"Votes of confidence in London like this are brilliant both for aspiring tech founders and for bringing talent, investment and job opportunities to the capital to maintain its current growth trajectory. Where and how we work may have changed, but London’s reputation and status as an international technology hub only goes from strength to strength," he told IT Pro.

Completed in May 2010 at a cost of £450 million, the Central Saint Giles building was designed by the Italian architect Renzo Piano, who is also behind London’s Shard building and Paris’ Centre Pompidou.

Sabina Weston

Having only graduated from City University in 2019, Sabina has already demonstrated her abilities as a keen writer and effective journalist. Currently a content writer for Drapers, Sabina spent a number of years writing for ITPro, specialising in networking and telecommunications, as well as charting the efforts of technology companies to improve their inclusion and diversity strategies, a topic close to her heart.

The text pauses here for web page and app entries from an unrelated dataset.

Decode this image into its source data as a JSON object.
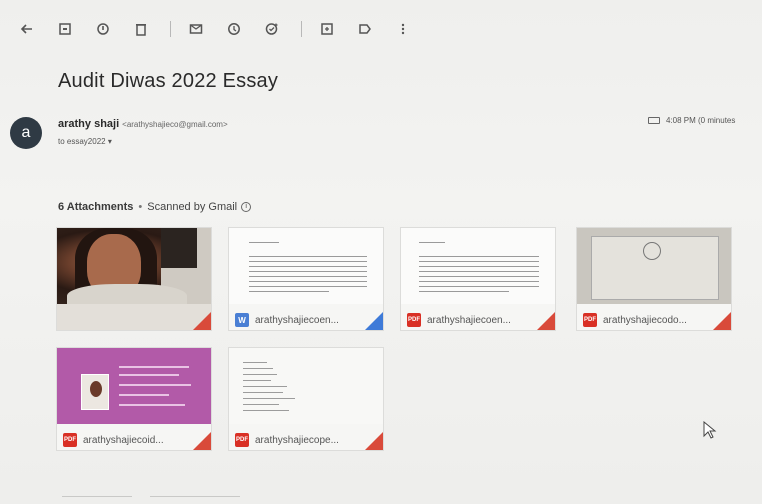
{
  "email": {
    "subject": "Audit Diwas 2022 Essay",
    "avatar_letter": "a",
    "sender_name": "arathy shaji",
    "sender_email": "<arathyshajieco@gmail.com>",
    "to_line": "to essay2022 ▾",
    "time": "4:08 PM (0 minutes"
  },
  "attachments": {
    "count_label": "6 Attachments",
    "separator": "•",
    "scanned_label": "Scanned by Gmail",
    "info_glyph": "i",
    "items": [
      {
        "type": "image",
        "name": ""
      },
      {
        "type": "doc",
        "badge": "W",
        "name": "arathyshajiecoen..."
      },
      {
        "type": "pdf",
        "badge": "PDF",
        "name": "arathyshajiecoen..."
      },
      {
        "type": "pdf",
        "badge": "PDF",
        "name": "arathyshajiecodo..."
      },
      {
        "type": "pdf",
        "badge": "PDF",
        "name": "arathyshajiecoid..."
      },
      {
        "type": "pdf",
        "badge": "PDF",
        "name": "arathyshajiecope..."
      }
    ]
  },
  "toolbar": {
    "icons": [
      "back-arrow-icon",
      "archive-icon",
      "report-spam-icon",
      "delete-icon",
      "mark-unread-icon",
      "snooze-icon",
      "add-task-icon",
      "move-to-icon",
      "label-icon",
      "more-icon"
    ]
  },
  "colors": {
    "pdf_red": "#d93025",
    "doc_blue": "#4a7fd4",
    "avatar": "#2f3a44"
  }
}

Sabina has also held a number of editorial roles at Harper's Bazaar, Cube Collective, and HighClouds.